--- Given data ---
◆ ◆ ◆
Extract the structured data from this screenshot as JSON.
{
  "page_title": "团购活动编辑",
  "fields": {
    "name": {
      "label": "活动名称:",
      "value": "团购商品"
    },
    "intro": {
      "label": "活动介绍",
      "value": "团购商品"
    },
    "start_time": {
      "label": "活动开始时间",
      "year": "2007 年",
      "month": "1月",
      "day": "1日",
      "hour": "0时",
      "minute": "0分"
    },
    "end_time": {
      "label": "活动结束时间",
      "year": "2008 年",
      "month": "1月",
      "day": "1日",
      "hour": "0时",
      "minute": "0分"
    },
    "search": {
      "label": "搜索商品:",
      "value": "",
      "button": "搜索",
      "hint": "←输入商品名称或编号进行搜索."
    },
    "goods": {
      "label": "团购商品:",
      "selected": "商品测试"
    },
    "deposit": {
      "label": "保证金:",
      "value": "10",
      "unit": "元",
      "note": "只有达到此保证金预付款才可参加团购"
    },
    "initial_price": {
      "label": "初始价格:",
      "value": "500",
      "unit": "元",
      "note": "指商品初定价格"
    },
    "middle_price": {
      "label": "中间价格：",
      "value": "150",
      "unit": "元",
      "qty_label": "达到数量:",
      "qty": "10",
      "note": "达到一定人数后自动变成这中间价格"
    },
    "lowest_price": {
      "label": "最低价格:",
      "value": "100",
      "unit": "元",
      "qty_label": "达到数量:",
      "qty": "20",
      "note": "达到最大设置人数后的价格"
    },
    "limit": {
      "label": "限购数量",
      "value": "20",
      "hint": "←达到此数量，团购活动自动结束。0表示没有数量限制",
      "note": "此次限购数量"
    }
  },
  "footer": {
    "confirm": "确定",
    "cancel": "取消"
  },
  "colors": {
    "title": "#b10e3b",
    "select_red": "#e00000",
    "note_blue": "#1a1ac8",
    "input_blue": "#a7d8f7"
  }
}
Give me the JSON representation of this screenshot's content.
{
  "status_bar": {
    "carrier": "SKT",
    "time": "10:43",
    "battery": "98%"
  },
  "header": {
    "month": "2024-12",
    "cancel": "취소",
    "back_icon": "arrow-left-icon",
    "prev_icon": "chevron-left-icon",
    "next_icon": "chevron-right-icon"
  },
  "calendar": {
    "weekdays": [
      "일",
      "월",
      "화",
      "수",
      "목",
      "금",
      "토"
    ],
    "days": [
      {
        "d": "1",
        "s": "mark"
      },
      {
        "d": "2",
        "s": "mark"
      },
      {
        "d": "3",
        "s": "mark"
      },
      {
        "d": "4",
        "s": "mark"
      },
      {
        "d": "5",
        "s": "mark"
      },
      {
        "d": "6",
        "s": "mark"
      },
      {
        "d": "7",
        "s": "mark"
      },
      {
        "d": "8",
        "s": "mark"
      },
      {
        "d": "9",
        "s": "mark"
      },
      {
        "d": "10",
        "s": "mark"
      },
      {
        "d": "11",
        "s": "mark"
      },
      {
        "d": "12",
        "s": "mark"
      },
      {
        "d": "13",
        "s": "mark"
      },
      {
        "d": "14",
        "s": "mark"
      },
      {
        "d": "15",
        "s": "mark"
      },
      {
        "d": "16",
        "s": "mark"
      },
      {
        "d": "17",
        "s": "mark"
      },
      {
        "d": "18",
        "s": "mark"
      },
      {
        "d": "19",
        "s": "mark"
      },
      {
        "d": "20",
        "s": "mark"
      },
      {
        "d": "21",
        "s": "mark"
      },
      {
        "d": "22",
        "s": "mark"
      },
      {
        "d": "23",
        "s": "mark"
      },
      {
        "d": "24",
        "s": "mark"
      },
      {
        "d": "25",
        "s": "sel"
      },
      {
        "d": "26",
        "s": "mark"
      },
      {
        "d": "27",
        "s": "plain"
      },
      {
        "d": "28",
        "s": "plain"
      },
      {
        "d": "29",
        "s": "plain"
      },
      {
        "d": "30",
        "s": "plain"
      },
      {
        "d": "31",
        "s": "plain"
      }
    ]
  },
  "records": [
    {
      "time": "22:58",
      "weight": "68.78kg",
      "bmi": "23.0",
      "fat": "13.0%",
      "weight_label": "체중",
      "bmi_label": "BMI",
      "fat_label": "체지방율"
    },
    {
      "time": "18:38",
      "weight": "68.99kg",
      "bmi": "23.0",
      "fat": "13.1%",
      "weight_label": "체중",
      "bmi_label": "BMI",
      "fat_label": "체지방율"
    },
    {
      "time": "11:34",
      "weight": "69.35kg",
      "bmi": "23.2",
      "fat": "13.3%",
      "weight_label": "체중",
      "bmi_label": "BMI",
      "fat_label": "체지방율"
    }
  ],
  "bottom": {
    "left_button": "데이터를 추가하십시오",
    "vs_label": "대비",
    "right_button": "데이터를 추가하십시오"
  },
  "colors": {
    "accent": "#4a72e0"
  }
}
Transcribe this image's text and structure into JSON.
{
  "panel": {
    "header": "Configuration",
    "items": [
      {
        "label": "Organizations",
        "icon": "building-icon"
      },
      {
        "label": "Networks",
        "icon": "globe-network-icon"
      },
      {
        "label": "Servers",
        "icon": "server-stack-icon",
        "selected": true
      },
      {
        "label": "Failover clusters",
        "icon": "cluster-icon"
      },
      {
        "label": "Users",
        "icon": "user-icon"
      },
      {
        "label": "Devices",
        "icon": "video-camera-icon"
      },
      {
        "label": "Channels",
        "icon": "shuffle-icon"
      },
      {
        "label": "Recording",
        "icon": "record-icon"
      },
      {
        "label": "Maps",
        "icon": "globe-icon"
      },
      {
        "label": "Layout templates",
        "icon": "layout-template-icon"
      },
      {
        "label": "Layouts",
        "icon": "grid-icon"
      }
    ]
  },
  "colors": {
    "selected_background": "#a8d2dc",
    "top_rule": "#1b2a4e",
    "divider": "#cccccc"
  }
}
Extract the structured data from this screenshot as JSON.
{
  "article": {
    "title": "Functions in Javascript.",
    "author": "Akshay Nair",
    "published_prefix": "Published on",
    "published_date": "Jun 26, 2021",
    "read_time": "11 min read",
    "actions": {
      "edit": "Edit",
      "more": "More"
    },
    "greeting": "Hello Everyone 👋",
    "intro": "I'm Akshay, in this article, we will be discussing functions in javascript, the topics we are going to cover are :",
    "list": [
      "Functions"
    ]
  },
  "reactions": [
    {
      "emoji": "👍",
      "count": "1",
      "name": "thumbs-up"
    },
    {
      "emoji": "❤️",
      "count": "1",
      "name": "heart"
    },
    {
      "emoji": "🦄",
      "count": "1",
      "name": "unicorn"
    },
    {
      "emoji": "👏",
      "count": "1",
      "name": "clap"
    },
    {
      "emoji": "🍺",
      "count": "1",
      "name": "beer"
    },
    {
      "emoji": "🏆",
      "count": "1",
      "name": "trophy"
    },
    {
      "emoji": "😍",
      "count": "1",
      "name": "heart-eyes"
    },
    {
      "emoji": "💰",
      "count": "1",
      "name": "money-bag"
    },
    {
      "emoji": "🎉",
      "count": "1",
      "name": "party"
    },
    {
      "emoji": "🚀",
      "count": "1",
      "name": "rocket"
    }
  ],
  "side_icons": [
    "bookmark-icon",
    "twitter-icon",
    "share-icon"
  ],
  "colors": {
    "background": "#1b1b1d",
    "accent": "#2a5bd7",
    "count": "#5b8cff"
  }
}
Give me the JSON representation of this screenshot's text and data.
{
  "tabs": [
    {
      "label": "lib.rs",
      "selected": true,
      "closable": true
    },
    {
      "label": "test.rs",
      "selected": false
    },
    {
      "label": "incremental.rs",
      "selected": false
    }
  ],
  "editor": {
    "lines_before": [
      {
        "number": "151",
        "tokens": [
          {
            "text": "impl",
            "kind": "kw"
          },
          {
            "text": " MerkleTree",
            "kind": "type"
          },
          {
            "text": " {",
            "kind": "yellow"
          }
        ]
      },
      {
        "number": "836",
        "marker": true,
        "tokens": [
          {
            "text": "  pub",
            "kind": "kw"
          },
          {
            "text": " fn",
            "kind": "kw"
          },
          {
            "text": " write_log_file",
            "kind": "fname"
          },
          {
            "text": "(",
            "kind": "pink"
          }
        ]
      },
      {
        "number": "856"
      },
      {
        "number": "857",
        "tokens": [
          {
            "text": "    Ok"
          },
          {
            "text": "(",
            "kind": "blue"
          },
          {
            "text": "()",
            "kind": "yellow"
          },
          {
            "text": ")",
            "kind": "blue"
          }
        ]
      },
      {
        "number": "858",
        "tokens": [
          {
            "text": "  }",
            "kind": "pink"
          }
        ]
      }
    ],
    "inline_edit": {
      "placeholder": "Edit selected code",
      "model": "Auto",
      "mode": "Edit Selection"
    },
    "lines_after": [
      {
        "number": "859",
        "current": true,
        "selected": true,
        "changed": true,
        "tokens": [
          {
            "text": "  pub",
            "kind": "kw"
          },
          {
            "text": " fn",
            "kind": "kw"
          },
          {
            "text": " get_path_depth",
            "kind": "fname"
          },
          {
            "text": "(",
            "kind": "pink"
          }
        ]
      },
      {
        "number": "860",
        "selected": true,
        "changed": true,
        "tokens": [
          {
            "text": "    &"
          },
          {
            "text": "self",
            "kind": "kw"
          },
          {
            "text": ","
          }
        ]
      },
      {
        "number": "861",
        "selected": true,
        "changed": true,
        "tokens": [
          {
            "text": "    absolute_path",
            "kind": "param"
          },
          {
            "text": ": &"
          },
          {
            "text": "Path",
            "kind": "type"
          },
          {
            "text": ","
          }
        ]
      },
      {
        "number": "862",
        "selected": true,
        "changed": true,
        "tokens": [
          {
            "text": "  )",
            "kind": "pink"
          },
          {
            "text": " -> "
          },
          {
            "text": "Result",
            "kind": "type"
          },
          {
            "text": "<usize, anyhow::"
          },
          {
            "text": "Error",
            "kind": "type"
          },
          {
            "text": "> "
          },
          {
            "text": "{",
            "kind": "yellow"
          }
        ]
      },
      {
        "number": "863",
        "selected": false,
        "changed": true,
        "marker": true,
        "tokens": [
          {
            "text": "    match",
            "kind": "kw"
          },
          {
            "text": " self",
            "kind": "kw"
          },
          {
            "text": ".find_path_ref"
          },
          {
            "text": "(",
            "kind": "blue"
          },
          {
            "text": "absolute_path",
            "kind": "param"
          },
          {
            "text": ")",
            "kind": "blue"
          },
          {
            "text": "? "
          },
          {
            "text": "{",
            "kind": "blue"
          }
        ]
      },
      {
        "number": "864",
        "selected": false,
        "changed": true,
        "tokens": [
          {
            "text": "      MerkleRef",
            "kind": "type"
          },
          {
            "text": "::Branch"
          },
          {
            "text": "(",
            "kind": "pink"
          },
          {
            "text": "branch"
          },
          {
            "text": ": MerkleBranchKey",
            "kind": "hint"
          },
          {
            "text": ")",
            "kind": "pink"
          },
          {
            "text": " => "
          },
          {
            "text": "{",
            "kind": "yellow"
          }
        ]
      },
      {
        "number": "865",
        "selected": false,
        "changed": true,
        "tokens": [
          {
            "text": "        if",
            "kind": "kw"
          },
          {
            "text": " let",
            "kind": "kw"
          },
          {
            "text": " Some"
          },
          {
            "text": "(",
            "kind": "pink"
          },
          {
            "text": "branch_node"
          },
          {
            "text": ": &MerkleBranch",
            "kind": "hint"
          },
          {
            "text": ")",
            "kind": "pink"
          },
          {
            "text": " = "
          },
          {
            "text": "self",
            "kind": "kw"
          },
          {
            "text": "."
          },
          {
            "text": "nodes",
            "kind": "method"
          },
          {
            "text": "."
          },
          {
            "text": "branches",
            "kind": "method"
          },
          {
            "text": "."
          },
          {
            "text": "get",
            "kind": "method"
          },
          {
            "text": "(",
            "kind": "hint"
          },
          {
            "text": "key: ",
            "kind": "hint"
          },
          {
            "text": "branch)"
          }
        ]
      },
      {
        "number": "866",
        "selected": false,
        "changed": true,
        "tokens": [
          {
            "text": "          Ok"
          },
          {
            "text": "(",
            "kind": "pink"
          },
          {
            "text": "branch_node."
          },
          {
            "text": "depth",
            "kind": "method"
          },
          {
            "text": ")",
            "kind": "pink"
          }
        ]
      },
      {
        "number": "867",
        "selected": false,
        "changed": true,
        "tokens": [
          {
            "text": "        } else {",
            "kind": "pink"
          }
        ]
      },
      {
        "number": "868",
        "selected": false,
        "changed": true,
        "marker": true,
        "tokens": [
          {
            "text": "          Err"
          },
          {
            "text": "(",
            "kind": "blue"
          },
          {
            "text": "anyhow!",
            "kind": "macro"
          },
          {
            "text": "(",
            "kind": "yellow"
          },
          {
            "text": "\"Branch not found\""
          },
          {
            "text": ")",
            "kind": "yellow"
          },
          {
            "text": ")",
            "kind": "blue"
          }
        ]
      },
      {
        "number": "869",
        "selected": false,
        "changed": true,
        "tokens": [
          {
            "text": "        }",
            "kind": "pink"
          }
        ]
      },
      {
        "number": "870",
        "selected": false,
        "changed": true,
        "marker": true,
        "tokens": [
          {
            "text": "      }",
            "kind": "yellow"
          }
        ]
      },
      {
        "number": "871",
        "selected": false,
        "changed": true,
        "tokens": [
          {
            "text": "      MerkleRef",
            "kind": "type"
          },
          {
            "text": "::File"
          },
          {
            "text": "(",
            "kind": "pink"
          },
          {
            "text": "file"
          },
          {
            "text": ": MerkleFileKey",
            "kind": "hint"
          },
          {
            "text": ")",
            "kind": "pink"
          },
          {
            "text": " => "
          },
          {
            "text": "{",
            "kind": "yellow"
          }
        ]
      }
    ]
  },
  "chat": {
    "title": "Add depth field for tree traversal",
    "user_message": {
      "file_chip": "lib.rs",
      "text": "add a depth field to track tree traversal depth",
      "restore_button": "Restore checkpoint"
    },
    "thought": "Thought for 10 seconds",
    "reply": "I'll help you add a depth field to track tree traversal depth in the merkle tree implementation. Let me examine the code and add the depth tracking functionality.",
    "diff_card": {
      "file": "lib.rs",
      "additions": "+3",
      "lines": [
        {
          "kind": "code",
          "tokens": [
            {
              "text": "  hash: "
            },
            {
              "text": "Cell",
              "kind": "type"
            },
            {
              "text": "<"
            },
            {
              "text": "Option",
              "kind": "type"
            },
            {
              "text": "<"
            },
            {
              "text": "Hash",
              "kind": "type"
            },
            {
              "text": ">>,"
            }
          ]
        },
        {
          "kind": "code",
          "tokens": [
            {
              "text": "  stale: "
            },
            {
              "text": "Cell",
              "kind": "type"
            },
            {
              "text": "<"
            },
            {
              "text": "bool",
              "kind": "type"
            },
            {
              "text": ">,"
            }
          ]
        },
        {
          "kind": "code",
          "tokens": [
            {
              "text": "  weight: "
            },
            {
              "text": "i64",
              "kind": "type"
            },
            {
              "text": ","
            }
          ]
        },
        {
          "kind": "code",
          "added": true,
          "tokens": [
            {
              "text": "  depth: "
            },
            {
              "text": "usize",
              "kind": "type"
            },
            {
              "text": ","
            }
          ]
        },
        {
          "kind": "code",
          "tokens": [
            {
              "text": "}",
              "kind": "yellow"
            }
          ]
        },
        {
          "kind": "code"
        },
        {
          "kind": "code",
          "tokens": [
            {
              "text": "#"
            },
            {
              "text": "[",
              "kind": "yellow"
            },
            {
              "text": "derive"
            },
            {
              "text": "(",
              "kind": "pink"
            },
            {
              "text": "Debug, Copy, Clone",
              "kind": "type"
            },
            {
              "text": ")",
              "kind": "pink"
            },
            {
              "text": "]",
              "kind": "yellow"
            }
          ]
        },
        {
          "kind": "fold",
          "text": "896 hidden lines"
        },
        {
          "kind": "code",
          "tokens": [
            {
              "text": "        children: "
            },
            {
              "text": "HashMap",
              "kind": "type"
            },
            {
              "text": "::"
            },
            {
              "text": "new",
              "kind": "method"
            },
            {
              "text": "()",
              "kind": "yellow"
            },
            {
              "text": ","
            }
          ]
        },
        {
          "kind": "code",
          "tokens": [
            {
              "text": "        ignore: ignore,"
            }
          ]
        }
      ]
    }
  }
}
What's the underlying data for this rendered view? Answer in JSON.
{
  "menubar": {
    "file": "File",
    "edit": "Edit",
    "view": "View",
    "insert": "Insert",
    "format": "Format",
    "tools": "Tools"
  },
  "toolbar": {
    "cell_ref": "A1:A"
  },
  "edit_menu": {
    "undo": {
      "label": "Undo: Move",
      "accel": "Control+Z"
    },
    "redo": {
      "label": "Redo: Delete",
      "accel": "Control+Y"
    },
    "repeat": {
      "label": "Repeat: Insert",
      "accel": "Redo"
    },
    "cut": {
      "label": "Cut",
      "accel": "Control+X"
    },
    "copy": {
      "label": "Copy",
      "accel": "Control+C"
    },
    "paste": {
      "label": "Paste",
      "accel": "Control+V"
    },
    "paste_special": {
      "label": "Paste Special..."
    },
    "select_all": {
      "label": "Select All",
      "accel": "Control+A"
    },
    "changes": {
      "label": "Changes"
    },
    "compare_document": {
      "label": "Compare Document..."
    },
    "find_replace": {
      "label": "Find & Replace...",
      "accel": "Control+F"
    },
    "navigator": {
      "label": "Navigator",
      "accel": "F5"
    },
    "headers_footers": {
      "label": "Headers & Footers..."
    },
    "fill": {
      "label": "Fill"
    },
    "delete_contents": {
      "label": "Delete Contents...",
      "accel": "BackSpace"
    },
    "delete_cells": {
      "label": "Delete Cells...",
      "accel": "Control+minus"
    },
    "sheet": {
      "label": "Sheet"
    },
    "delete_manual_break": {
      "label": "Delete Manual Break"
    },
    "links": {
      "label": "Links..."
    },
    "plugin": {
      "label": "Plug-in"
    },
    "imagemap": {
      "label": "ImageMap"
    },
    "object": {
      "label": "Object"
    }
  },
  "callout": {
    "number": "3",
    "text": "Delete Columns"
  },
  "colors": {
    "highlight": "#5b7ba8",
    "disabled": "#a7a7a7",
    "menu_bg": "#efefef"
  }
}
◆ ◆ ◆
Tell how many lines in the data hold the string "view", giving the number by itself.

2